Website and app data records
Segment Open

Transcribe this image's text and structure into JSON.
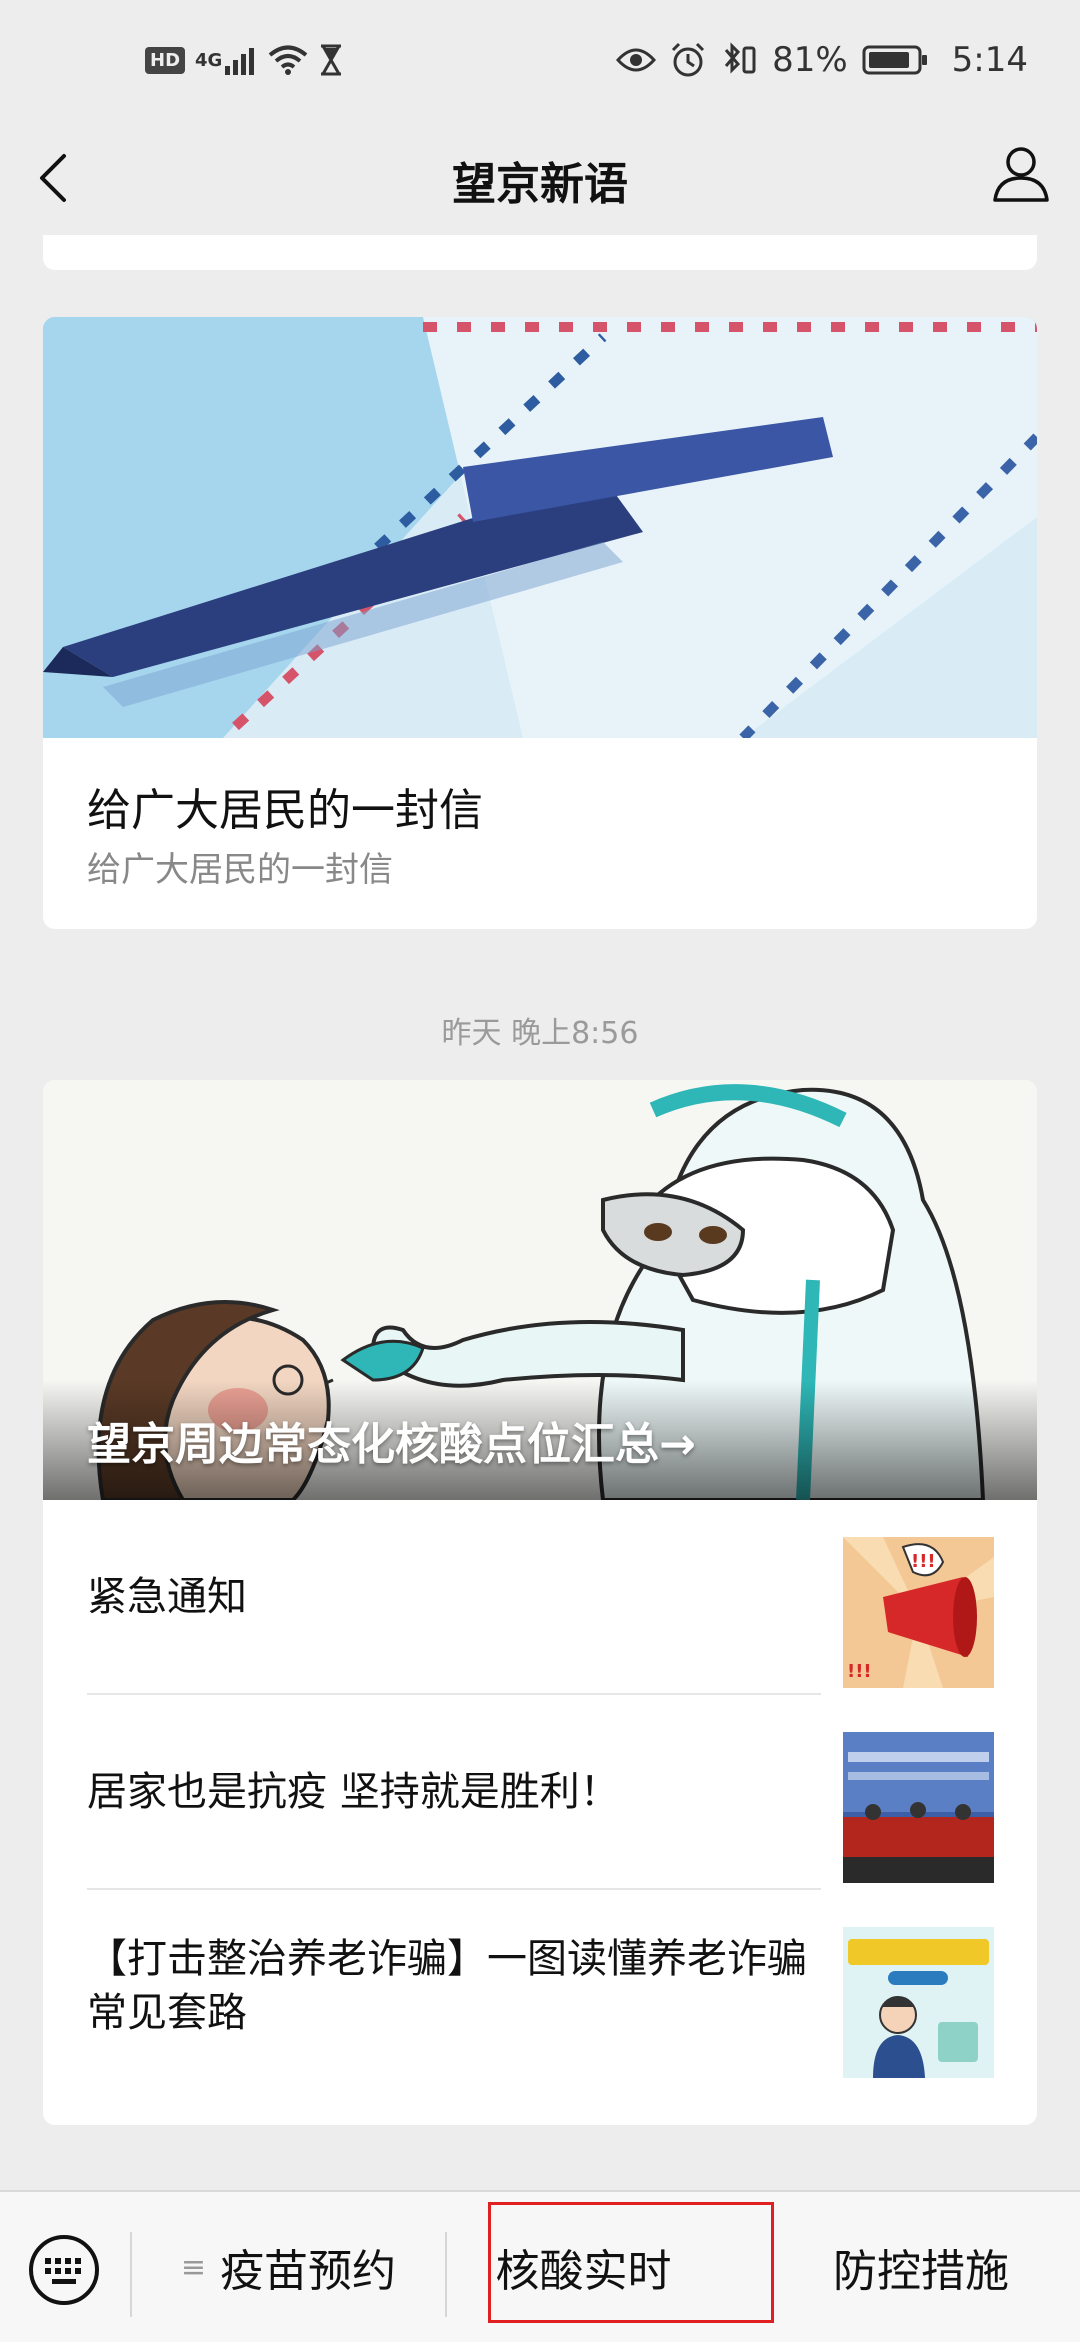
{
  "status_bar": {
    "hd": "HD",
    "network": "4G",
    "battery": "81%",
    "time": "5:14"
  },
  "nav": {
    "title": "望京新语"
  },
  "feed": {
    "article1": {
      "title": "给广大居民的一封信",
      "subtitle": "给广大居民的一封信"
    },
    "timestamp": "昨天 晚上8:56",
    "article2": {
      "cover_title": "望京周边常态化核酸点位汇总→",
      "items": [
        {
          "title": "紧急通知"
        },
        {
          "title": "居家也是抗疫 坚持就是胜利！"
        },
        {
          "title": "【打击整治养老诈骗】一图读懂养老诈骗常见套路"
        }
      ]
    }
  },
  "bottom_menu": {
    "menu1_icon": "≡",
    "menu1": "疫苗预约",
    "menu2": "核酸实时",
    "menu3": "防控措施"
  },
  "colors": {
    "background": "#ededed",
    "highlight": "#e02020"
  }
}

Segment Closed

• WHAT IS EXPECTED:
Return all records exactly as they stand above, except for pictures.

• TASK RESPONSE:
Transcribe this image's text and structure into JSON.
{
  "status_bar": {
    "hd": "HD",
    "network": "4G",
    "battery": "81%",
    "time": "5:14"
  },
  "nav": {
    "title": "望京新语"
  },
  "feed": {
    "article1": {
      "title": "给广大居民的一封信",
      "subtitle": "给广大居民的一封信"
    },
    "timestamp": "昨天 晚上8:56",
    "article2": {
      "cover_title": "望京周边常态化核酸点位汇总→",
      "items": [
        {
          "title": "紧急通知"
        },
        {
          "title": "居家也是抗疫 坚持就是胜利！"
        },
        {
          "title": "【打击整治养老诈骗】一图读懂养老诈骗常见套路"
        }
      ]
    }
  },
  "bottom_menu": {
    "menu1_icon": "≡",
    "menu1": "疫苗预约",
    "menu2": "核酸实时",
    "menu3": "防控措施"
  },
  "colors": {
    "background": "#ededed",
    "highlight": "#e02020"
  }
}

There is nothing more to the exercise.